## What is being asked:
Your answer should hold all lines of the entries that include the word "store".

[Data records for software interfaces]
··········

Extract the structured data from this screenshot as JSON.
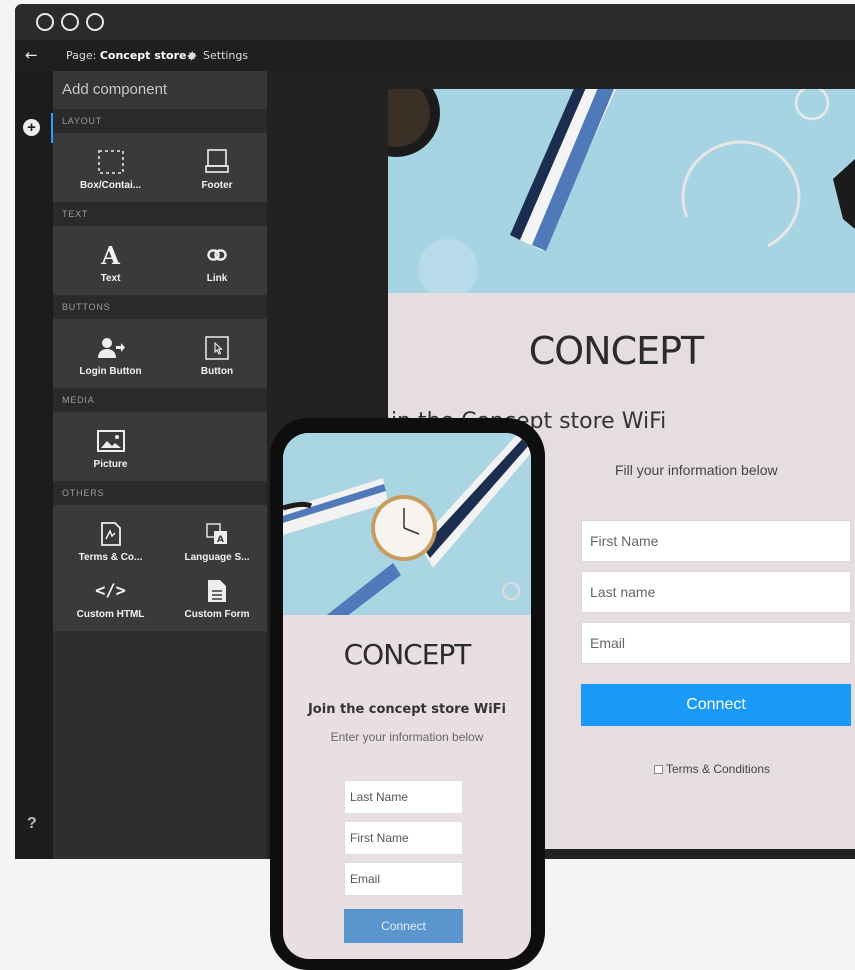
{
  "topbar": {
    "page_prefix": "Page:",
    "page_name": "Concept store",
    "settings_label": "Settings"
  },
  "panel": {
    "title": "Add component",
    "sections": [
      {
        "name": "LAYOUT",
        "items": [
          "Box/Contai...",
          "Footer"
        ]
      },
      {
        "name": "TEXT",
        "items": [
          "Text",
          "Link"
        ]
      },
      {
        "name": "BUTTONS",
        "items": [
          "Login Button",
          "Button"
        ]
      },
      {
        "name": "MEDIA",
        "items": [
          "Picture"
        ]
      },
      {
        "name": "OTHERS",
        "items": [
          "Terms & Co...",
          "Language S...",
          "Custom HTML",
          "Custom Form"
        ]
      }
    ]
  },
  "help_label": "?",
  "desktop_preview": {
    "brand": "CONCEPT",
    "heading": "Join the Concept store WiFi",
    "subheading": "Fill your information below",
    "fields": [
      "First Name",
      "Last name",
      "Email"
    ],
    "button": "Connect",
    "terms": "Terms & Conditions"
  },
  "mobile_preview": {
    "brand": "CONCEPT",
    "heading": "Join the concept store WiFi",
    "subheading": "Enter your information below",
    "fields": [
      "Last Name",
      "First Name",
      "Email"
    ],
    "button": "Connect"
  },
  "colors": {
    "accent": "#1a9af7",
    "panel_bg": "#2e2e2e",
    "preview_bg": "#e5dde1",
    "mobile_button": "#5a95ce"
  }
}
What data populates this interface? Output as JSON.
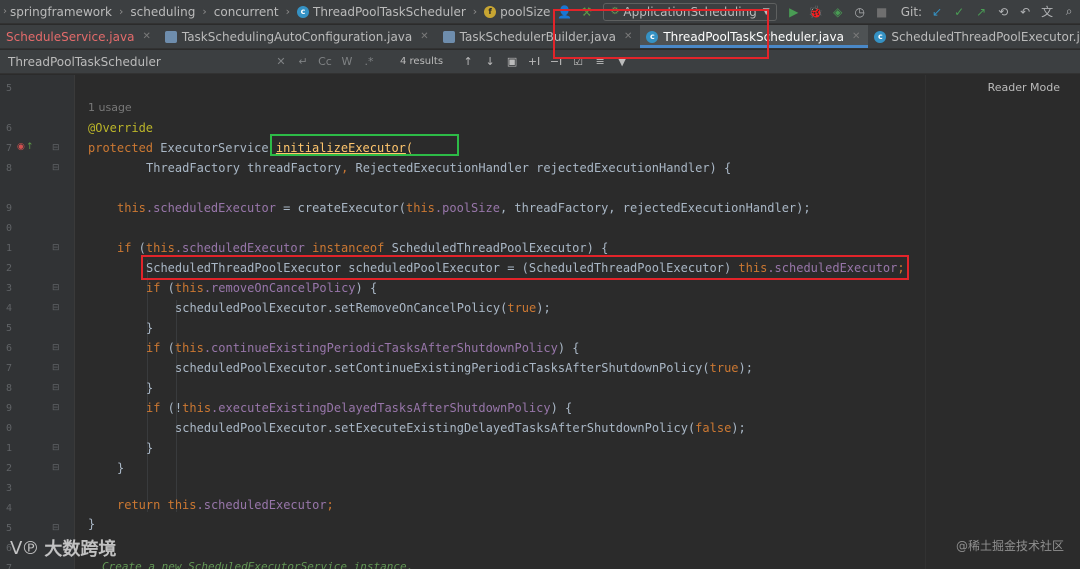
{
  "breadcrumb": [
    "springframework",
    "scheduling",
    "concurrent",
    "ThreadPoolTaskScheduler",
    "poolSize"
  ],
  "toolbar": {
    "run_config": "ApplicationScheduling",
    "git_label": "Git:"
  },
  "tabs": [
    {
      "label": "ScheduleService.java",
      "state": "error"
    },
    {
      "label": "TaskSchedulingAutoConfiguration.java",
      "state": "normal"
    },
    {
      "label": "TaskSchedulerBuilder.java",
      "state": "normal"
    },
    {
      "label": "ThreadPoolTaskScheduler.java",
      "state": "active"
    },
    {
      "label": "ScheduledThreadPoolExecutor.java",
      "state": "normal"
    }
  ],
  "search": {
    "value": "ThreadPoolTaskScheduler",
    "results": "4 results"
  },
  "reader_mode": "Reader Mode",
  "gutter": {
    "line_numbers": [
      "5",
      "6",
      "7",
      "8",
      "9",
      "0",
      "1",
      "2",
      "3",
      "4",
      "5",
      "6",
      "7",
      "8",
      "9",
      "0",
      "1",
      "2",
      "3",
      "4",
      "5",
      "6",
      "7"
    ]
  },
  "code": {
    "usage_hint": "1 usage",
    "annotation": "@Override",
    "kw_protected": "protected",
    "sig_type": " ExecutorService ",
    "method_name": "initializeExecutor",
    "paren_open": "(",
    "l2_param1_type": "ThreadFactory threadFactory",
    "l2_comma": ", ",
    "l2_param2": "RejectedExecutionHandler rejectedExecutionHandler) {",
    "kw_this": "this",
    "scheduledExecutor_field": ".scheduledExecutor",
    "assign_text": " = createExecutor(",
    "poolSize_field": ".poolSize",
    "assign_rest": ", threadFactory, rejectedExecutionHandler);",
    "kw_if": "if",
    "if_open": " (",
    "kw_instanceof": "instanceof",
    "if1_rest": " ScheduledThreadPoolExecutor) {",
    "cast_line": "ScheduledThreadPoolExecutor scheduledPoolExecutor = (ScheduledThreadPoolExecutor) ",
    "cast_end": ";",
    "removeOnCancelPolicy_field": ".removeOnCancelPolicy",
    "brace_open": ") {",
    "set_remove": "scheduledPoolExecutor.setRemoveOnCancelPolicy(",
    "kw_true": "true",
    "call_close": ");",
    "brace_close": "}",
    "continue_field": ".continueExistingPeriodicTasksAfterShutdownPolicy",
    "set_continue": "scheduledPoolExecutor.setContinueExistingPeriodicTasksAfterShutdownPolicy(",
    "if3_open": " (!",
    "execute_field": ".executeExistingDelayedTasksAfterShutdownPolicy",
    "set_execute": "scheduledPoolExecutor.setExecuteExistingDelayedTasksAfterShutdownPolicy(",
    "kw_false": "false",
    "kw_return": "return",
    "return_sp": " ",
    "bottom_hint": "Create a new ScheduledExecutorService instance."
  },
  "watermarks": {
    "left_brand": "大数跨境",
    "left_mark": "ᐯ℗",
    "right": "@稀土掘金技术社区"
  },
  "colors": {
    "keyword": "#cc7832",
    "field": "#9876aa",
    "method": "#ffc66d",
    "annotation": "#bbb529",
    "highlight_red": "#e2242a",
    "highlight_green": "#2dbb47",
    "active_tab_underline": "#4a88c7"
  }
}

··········

## Result:
    "page_name": "Concept store",
    "heading": "Join the Concept store WiFi",
    "heading": "Join the concept store WiFi",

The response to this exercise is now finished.